I put it down to the recent weather change. Our GT box produced 10 egg which all hatched, parents were feeding at a great rate and all 10 chicks were growing fast, box became so crammed and chicks were double-decking when 10 days old. Then the weather in my area, Suffolk, turn rather chilly and I noticed the parents were only feeding every 10-15 minutes, I,m assuming food supplies dwindled due to the cold. now have lost 4 chicks. parents only seem to be giving the small supply of food to the strongest chicks.
I fear you might be right. We lost 3 more chicks over the last 24 hours and the remaining one is looking weak. Parents also seem to be giving up although it is still being fed. I will be very surprised if it survives another day. It really is terribly sad. Only hope this won't be repeated.

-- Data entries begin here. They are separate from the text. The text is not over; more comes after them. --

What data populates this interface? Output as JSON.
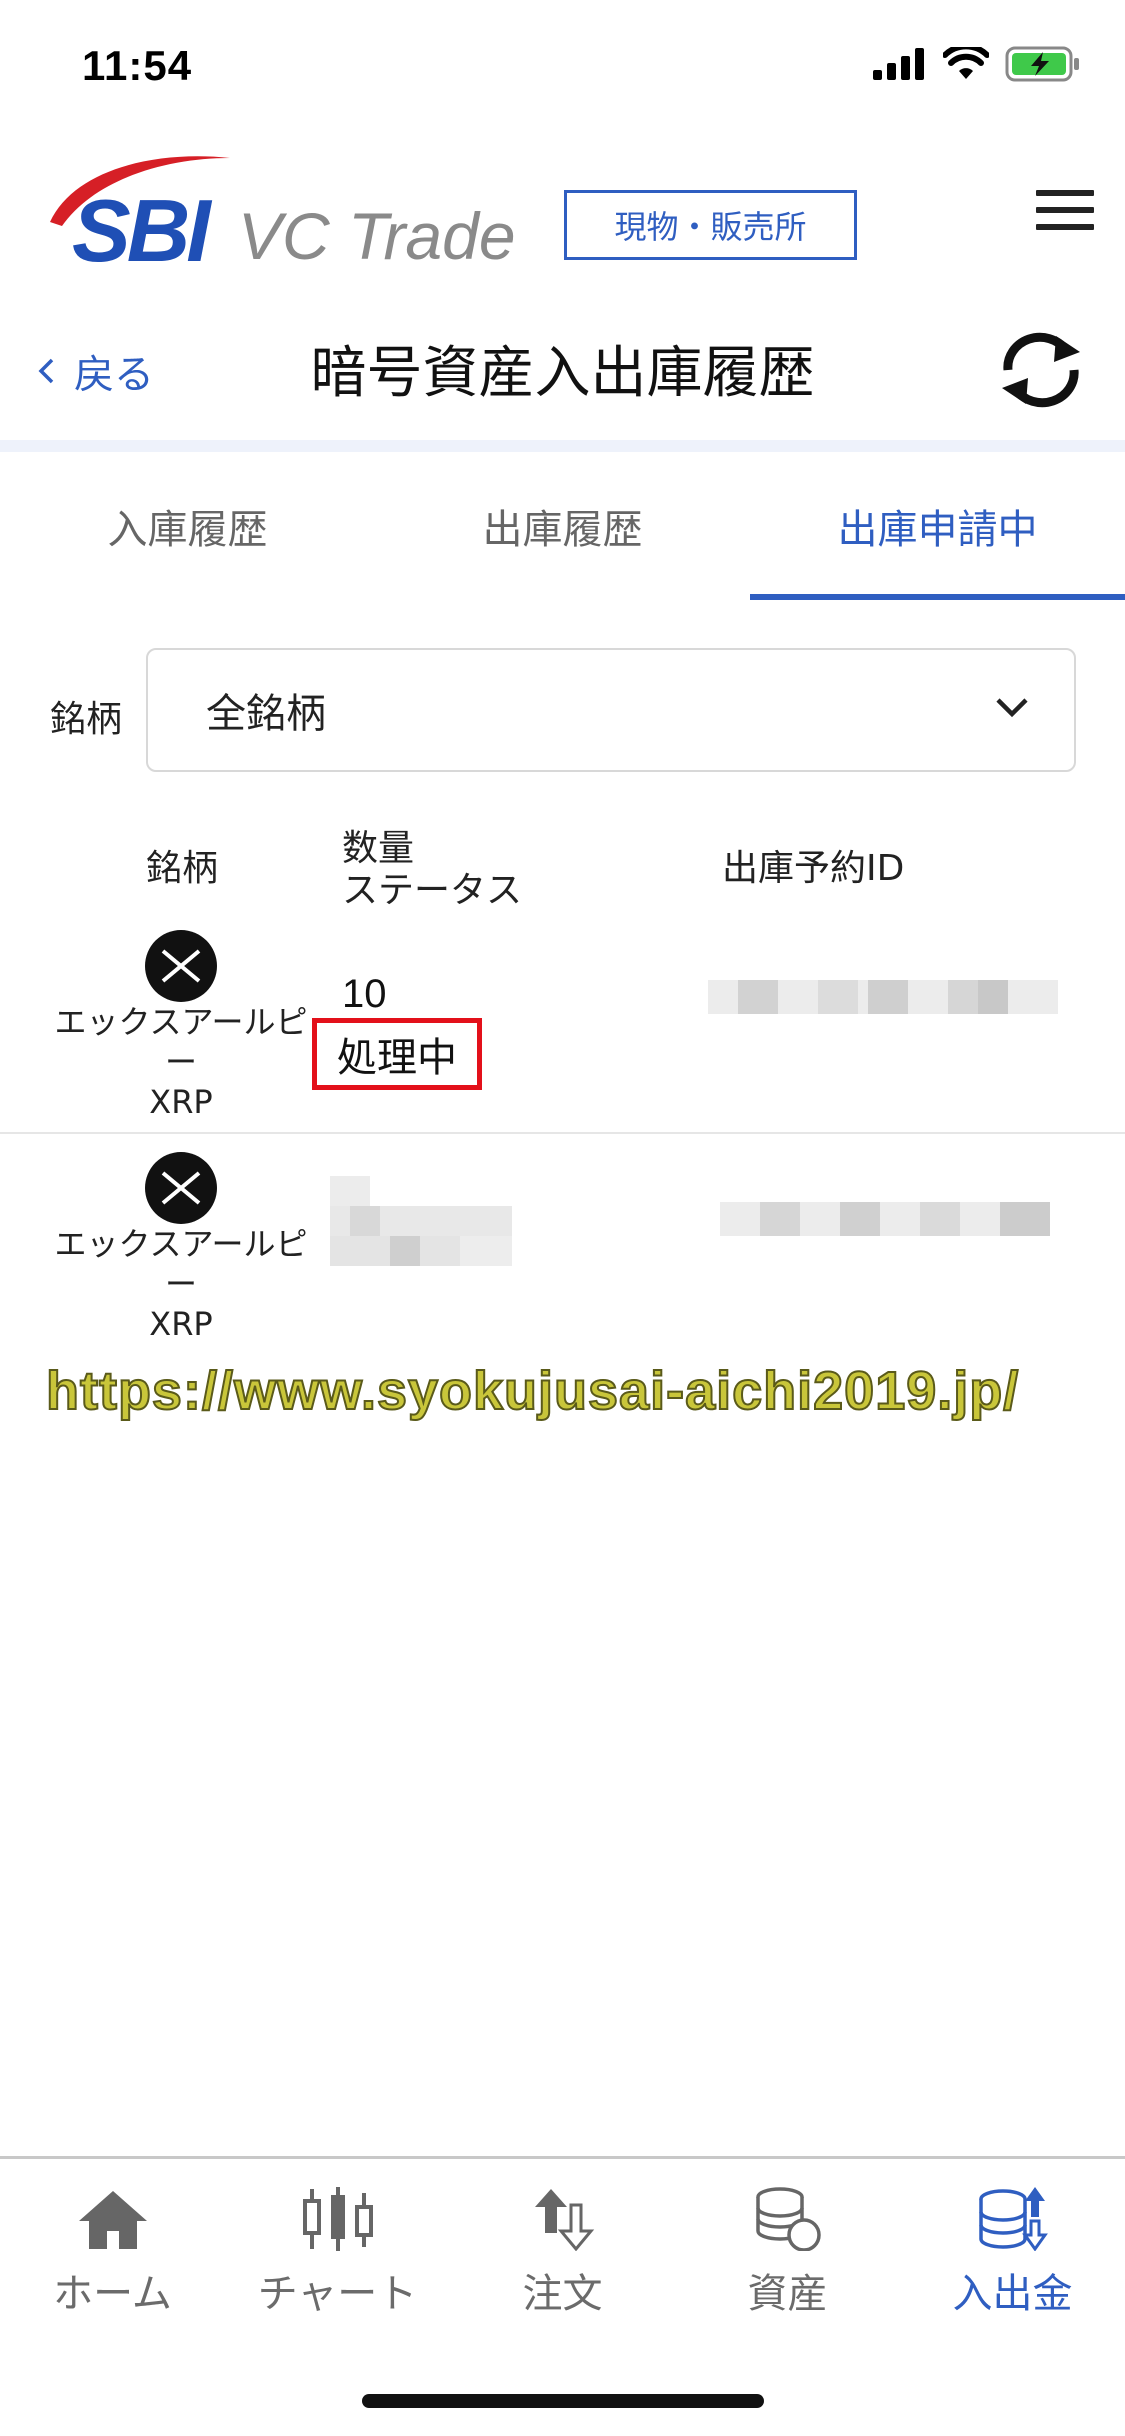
{
  "status_bar": {
    "time": "11:54"
  },
  "header": {
    "brand": "SBI",
    "brand_product": "VC Trade",
    "mode_badge": "現物・販売所"
  },
  "nav_bar": {
    "back_label": "戻る",
    "title": "暗号資産入出庫履歴"
  },
  "tabs": [
    {
      "label": "入庫履歴",
      "active": false
    },
    {
      "label": "出庫履歴",
      "active": false
    },
    {
      "label": "出庫申請中",
      "active": true
    }
  ],
  "filter": {
    "label": "銘柄",
    "selected": "全銘柄"
  },
  "table": {
    "headers": {
      "coin": "銘柄",
      "qty": "数量",
      "status": "ステータス",
      "id": "出庫予約ID"
    },
    "rows": [
      {
        "coin_name": "エックスアールピー",
        "coin_symbol": "XRP",
        "qty": "10",
        "status": "処理中"
      },
      {
        "coin_name": "エックスアールピー",
        "coin_symbol": "XRP",
        "qty": "",
        "status": ""
      }
    ]
  },
  "watermark": "https://www.syokujusai-aichi2019.jp/",
  "bottom_nav": [
    {
      "label": "ホーム",
      "icon": "home-icon",
      "active": false
    },
    {
      "label": "チャート",
      "icon": "candlestick-chart-icon",
      "active": false
    },
    {
      "label": "注文",
      "icon": "order-arrows-icon",
      "active": false
    },
    {
      "label": "資産",
      "icon": "coins-icon",
      "active": false
    },
    {
      "label": "入出金",
      "icon": "deposit-withdraw-icon",
      "active": true
    }
  ],
  "colors": {
    "accent": "#2f5ec1",
    "highlight_border": "#e3101a",
    "text": "#1a1a1a",
    "muted": "#6b6b6b"
  }
}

I've been reluctant to post an update on the 4 remaining Blue Tit babies just in case I was tempting fate but as 48hrs have passed without any more fatalities ...I'm pleased to say that the 4 of them are doing O.K. They are looking quite big now and I don't think it will be long before they leave the nest box ...I hope they survive!! It does sound like this dilema is happening all over & I really think this is due to the weather. It was such a joy to watch last years brood of 8 evolve and interesting to watch their parents showing them how to have a bath in our water fountain. They seemed to stay together for some time after leaving the nest so hopefully I will get to witness 'my' 4 babies do the same.
Thanks for all your support
Still have two chicks this evening, I just hope that they may survive. With regard to location and weather conditions, I live in North Somerset and the birds started to nest-build during an unseasonal week of warm weather in March. Following that it turned cool/cold and very wet. It has stayed that way until yesterday when it brightened up and got a bit warmer.
I don't know if it is relevant but up to now I haven't seen the infestation of caterpillars on nettles yet. Not taken much notice in the past so can't say if it is late or not. I do remember in other years though seeing masses of caterpillars on nettles at some time of the year.
I have just written to North Somerset Council tonight though, complaining that our playing fields verges (mainly nettle) are being chemically sprayed again this week.